A love-letter to friendship
Hinterland will make you ponder how you would spend a £10,000 inheritance. Not because that’s anything to do with the plot but rather it’s how director and star Harry Macqueen has funded his debut feature film. An 80 minute road movie, it stars himself, singer Lori Campbell and a Volvo estate called Leeroy.
The story is slight. Lola and Harvey leave London to spend a few days by the sea in Cornwall. Their relationship is unclear. They share childhood memories but haven’t seen each other for ages. Something has happened in Lola’s life and Harvey is trying to take her mind off it.
The film has a simple structure. The two characters drive somewhere where they can wander around for a bit or sit looking at a view. Throughout they chat. Reminiscences feature heavily, as does the inane chitchat of old friends. But there is also musing on life and relationships. Lola holds out little hope for the whole romantic system we’ve developed in the West. There might be someone better suited to you in the next room let alone the world, she ponders.

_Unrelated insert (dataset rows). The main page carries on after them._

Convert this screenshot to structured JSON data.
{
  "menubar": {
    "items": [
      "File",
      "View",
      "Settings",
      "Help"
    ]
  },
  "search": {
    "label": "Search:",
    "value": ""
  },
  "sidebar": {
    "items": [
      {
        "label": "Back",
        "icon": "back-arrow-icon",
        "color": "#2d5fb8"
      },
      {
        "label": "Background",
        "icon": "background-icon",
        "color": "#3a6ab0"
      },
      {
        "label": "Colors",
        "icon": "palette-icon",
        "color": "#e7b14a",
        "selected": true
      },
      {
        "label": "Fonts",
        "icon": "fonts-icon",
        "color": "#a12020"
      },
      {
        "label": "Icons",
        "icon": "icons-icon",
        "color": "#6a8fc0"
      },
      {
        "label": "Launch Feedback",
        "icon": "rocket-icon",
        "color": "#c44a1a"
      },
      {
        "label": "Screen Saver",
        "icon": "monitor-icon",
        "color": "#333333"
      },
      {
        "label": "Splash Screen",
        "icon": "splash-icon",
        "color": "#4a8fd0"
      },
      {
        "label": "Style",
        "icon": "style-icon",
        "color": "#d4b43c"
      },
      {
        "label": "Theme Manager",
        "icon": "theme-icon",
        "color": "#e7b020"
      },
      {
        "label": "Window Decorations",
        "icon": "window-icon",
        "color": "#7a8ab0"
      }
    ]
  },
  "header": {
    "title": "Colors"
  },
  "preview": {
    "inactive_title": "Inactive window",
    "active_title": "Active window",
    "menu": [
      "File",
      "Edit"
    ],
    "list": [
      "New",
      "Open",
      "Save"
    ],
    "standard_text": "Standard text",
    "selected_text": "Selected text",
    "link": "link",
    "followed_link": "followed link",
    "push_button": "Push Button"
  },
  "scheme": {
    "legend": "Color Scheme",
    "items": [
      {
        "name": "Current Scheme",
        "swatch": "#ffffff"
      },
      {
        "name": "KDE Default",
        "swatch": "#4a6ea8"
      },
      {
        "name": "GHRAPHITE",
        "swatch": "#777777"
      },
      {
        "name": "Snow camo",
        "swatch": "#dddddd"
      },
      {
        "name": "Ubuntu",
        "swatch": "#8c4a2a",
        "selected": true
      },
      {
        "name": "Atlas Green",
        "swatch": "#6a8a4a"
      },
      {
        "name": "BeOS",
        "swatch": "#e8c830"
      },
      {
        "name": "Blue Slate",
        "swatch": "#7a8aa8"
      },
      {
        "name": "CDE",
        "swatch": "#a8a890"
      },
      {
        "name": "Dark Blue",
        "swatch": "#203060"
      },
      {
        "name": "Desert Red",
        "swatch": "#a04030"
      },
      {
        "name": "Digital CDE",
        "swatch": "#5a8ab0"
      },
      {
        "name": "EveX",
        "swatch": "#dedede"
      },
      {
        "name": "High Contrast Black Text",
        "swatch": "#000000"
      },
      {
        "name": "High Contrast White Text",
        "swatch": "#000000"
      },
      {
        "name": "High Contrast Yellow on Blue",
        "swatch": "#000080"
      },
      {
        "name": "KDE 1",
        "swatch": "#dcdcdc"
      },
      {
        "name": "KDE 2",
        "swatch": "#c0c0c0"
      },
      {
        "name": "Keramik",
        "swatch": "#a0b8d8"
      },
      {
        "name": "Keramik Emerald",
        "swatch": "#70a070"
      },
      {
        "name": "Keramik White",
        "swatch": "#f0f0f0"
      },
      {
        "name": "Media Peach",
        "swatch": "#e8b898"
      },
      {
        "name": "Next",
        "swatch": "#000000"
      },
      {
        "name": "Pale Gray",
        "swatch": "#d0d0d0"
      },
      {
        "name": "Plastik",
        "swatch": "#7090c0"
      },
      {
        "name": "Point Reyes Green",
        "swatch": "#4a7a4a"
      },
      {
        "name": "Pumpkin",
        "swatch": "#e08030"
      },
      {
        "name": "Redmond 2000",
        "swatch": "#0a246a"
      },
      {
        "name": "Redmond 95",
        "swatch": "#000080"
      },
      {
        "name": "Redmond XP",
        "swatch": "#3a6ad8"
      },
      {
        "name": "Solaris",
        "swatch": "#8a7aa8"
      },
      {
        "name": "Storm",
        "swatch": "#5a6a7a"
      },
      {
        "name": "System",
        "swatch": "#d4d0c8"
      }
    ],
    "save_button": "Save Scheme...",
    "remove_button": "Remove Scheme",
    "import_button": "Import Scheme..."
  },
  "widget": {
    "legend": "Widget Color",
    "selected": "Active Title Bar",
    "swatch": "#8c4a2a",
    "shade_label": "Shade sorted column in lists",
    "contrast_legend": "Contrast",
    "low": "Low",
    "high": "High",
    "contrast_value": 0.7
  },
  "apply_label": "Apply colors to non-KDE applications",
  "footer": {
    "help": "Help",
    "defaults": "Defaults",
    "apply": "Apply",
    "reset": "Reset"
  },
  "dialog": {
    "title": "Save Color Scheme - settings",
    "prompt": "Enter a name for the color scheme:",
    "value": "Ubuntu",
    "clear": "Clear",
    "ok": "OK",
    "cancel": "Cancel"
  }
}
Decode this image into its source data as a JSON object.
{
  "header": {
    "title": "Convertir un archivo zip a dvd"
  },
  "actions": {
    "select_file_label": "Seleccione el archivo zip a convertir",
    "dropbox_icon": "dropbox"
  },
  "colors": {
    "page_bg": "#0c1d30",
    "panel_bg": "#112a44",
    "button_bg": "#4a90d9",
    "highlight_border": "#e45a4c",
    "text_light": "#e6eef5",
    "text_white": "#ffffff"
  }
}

Lola and Harvey have a close, non-sexual relationship, chastely sharing beds and baths. They have spend years apart and are rebuilding a childhood friendship – but as they chat of their search for partners the viewer is tempted to scream at them both to stop looking.
Technically, the film is overly shot with shallow focus lenses. It adds an attractive bokeh blurring of the background, but the technique is used too much.There are wider shots that show the English seaside but too many scenes have only a face in focus and leave us unable to see much more.
Hinterland’s plot may sound inconsequential but the two leads portray a caring, positive relationship and create a convincing debut feature that shows promise. A successful use of an inheritance.